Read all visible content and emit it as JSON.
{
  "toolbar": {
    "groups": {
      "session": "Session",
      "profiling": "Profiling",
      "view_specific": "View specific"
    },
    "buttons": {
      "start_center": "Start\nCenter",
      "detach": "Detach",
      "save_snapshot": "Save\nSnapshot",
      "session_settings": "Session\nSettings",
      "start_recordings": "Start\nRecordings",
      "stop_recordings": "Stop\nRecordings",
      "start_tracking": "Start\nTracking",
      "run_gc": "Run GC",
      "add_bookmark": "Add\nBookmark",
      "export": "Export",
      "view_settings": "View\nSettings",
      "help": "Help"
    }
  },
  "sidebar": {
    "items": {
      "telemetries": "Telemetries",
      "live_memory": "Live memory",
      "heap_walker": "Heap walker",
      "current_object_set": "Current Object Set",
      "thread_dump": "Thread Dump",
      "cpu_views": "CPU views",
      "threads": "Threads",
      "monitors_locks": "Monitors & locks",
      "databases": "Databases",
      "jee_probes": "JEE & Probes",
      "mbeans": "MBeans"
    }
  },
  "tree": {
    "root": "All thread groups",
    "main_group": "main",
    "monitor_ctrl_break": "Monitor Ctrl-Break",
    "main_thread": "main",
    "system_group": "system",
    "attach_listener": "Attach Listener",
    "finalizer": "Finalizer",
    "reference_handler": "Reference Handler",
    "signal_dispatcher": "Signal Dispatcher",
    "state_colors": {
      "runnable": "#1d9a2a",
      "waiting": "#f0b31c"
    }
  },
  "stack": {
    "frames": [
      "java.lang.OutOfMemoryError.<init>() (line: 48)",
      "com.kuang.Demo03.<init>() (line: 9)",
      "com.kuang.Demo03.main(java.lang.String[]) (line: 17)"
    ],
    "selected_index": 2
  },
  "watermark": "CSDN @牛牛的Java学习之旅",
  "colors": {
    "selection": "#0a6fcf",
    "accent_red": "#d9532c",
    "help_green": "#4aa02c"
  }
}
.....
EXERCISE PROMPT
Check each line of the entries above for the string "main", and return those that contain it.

OUTPUT OF THE TASK
    "main_group": "main",
    "main_thread": "main",
      "com.kuang.Demo03.main(java.lang.String[]) (line: 17)"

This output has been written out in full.